Improving institutional coherence is key to delivering the Sustainable Development Goals (SDGs). Sri Lanka’s Sustainable Development Act came into effect in October 2017. It represents an important step towards implementing the SDGs in the country. This blog looks at the challenges and opportunities that lie ahead for the Act and gives recommendations on how to make its implementation more efficient.
In Sri Lanka, the tourism sector boasts of a vast potential to reach economic growth targets. It can also help achieve all 17 Sustainable Development Goals (SDGs). As such, this blog discusses some of the ways in which tourism could make useful contributions towards reducing poverty and inequality, conserving the environment, improving water and sanitation, and promoting public-private partnerships.

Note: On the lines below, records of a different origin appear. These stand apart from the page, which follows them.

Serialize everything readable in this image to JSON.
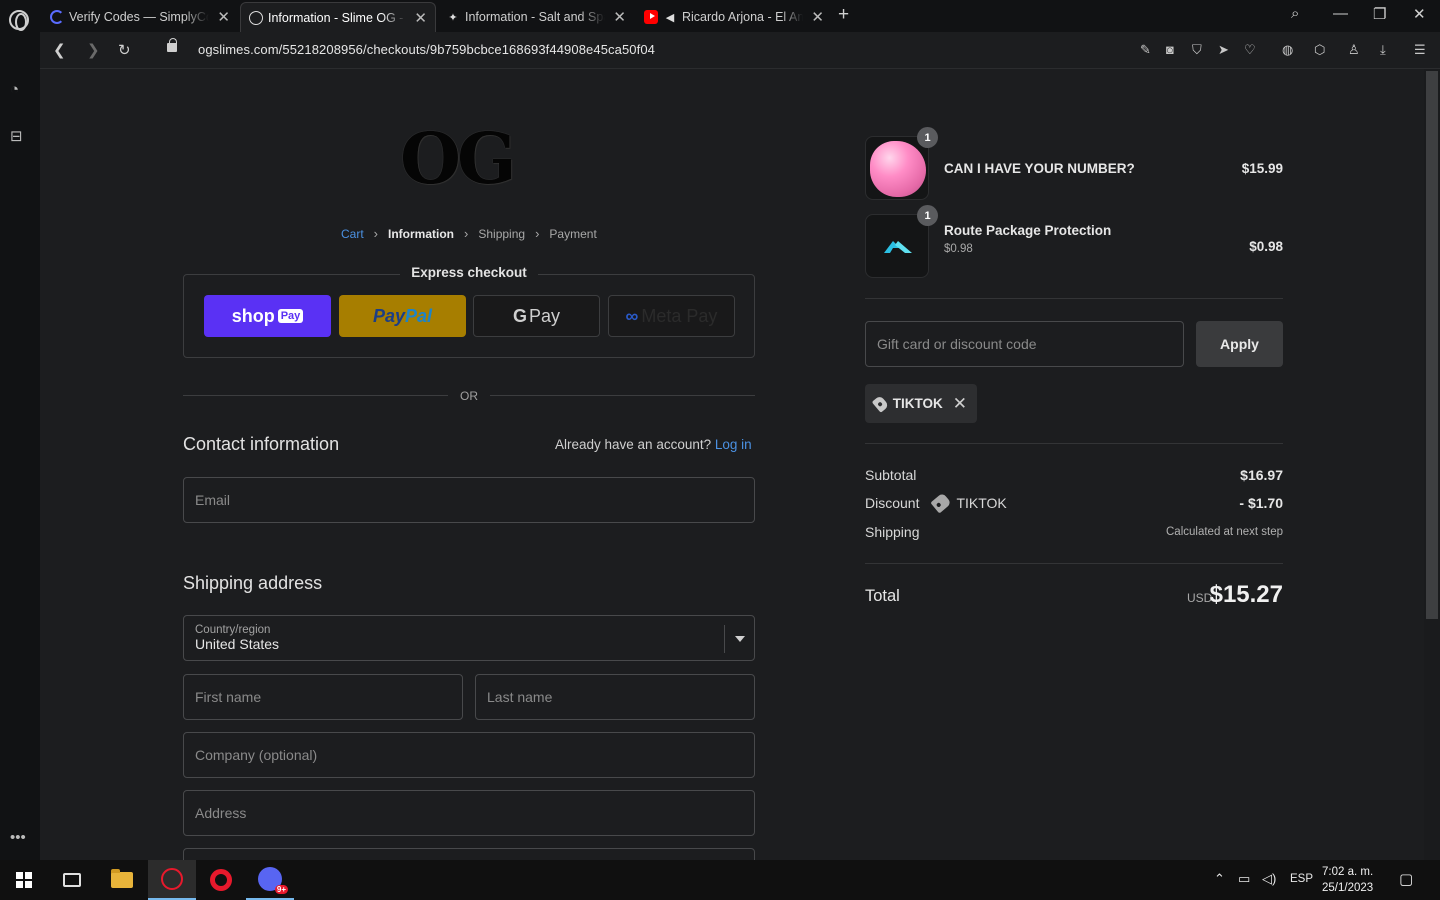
{
  "browser": {
    "tabs": [
      {
        "title": "Verify Codes — SimplyCodes",
        "active": false
      },
      {
        "title": "Information - Slime OG - Checkout",
        "active": true
      },
      {
        "title": "Information - Salt and Sparkle",
        "active": false
      },
      {
        "title": "Ricardo Arjona - El Amor",
        "active": false
      }
    ],
    "url": "ogslimes.com/55218208956/checkouts/9b759bcbce168693f44908e45ca50f04"
  },
  "checkout": {
    "logo_text": "OG",
    "breadcrumb": {
      "cart": "Cart",
      "information": "Information",
      "shipping": "Shipping",
      "payment": "Payment"
    },
    "express_title": "Express checkout",
    "express": {
      "shop": "shop",
      "shop_tag": "Pay",
      "paypal_1": "Pay",
      "paypal_2": "Pal",
      "gpay_g": "G",
      "gpay": "Pay",
      "meta_symbol": "∞",
      "meta": "Meta Pay"
    },
    "or_text": "OR",
    "contact": {
      "title": "Contact information",
      "account_prompt": "Already have an account?",
      "login": "Log in",
      "email_placeholder": "Email"
    },
    "shipping_address": {
      "title": "Shipping address",
      "country_label": "Country/region",
      "country_value": "United States",
      "first_name_placeholder": "First name",
      "last_name_placeholder": "Last name",
      "company_placeholder": "Company (optional)",
      "address_placeholder": "Address"
    }
  },
  "summary": {
    "items": [
      {
        "name": "CAN I HAVE YOUR NUMBER?",
        "quantity": "1",
        "price": "$15.99",
        "sub": ""
      },
      {
        "name": "Route Package Protection",
        "quantity": "1",
        "price": "$0.98",
        "sub": "$0.98"
      }
    ],
    "discount_placeholder": "Gift card or discount code",
    "apply_label": "Apply",
    "applied_code": "TIKTOK",
    "subtotal_label": "Subtotal",
    "subtotal_value": "$16.97",
    "discount_label": "Discount",
    "discount_code": "TIKTOK",
    "discount_value": "- $1.70",
    "shipping_label": "Shipping",
    "shipping_value": "Calculated at next step",
    "total_label": "Total",
    "total_currency": "USD",
    "total_value": "$15.27"
  },
  "taskbar": {
    "language": "ESP",
    "time": "7:02 a. m.",
    "date": "25/1/2023"
  },
  "colors": {
    "shop_pay": "#5a31f4",
    "paypal": "#a77e00",
    "link": "#4b91e2",
    "background": "#1c1d1f"
  }
}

The International Day for the Eradication of Poverty is observed on 17 October 2017, under the theme “Answering the call of October 17 to end poverty: A path toward peaceful and inclusive societies.” The Sustainable Development Goals Framework is a transformative agenda which affirms that poverty is the greatest global challenge which must be overcome in order to realize sustainable development. Hence, this article reviews the relevance of the SDG Agenda to Sri Lanka’s national policy outlook, specifically in terms of reducing inequalities and attaining social development.
Over 75% of the world’s total unpaid care work is done by women. However, this work is largely excluded from national income accounts and macro-economic statistics. This has led to significant gaps in economic policymaking, both in Sri Lanka and around the world. This blog argues that recognizing, reducing and redistributing unpaid care work is vital to fostering economic growth, and closing gender gaps in the labour market.